An employer can’t insist that holiday is used for jury service, but they must give members of staff time off to complete the jury service. They are not allowed to refuse to give employees time off when summoned.
The employer may think that it is not a good time for that member of staff to be away from the business and on jury service – if there’s a heavy workload in the business, or if a number of other people are on holiday or off sick, leaving the company short staffed. In these cases, the employee can ask for a deferment of the jury service, but their employee will be called again, normally with 12 months. This may allow time to plan their time away from the business and make other arrangements for cover.
How are employees paid while on jury service? The employer does not have to pay their staff while away from the business. While employees will not be paid for jury service, they will be reimbursed subject to a maximum daily amount if absence from work causes them to lose earnings, have to pay a substitute to do their job or incur any other necessary expense, such as a childminder. People called for jury service can also claim travelling expenses, a subsistence allowance for food and drink and for any loss of National Insurance contributions they may have incurred.
As an employee, if you’re called for jury service, you could decide to use your holiday entitlement for the time that you’re away, so that you are paid for the time by your employer, rather than relying on the court subsidy. However, that is a choice you have to make, about whether or not you want to use your holiday entitlement.

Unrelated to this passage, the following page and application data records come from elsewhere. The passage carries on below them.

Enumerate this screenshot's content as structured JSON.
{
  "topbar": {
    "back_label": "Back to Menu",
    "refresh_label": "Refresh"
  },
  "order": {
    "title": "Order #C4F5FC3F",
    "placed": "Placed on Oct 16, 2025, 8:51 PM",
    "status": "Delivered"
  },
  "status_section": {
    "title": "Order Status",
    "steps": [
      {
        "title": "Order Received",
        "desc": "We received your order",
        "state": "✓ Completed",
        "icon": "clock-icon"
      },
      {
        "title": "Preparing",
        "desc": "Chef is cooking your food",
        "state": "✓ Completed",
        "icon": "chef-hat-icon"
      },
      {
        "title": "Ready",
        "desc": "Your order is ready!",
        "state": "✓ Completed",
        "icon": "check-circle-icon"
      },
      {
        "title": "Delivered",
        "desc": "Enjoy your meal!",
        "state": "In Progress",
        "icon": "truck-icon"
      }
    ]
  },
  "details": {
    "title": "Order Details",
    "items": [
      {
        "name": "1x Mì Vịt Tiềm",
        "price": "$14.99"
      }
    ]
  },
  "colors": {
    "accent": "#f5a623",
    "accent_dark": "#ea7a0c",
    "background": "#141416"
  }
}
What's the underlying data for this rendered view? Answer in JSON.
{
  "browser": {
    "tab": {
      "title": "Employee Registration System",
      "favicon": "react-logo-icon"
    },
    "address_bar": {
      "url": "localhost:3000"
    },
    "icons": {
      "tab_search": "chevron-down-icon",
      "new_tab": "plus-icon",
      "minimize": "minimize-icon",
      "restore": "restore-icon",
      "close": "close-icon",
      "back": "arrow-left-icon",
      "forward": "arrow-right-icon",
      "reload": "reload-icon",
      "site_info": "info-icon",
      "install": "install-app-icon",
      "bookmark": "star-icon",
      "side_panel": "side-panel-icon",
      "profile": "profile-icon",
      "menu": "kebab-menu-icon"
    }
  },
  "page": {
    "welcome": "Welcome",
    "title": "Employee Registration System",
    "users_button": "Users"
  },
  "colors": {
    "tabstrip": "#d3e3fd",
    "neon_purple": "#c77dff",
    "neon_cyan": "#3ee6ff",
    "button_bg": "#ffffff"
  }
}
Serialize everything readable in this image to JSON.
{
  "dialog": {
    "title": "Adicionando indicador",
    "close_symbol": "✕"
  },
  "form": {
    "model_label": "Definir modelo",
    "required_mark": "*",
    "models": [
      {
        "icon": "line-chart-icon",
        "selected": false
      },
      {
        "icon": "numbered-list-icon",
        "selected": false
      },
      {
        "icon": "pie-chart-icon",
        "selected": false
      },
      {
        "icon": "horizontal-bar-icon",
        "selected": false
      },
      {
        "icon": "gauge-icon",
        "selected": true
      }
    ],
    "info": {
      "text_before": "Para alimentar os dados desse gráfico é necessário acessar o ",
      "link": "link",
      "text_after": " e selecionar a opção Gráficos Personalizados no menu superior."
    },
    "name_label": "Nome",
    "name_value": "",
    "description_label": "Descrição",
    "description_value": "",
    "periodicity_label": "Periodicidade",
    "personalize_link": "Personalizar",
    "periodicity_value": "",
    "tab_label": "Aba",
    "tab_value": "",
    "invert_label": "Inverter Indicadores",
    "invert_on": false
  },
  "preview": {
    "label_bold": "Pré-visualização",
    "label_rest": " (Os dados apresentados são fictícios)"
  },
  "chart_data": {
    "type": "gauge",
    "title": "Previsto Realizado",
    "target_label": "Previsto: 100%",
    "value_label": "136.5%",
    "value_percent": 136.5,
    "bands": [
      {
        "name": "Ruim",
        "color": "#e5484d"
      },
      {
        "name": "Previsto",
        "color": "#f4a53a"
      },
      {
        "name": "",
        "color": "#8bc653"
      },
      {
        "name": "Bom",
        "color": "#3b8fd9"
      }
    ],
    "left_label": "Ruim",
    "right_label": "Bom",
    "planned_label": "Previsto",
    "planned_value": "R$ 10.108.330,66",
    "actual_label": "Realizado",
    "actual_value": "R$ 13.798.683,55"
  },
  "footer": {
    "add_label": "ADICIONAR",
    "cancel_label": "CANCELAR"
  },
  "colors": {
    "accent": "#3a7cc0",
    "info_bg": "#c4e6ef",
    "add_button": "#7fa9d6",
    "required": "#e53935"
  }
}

I’ve made a short video about this topic ? click here to watch it and learn more about jury service.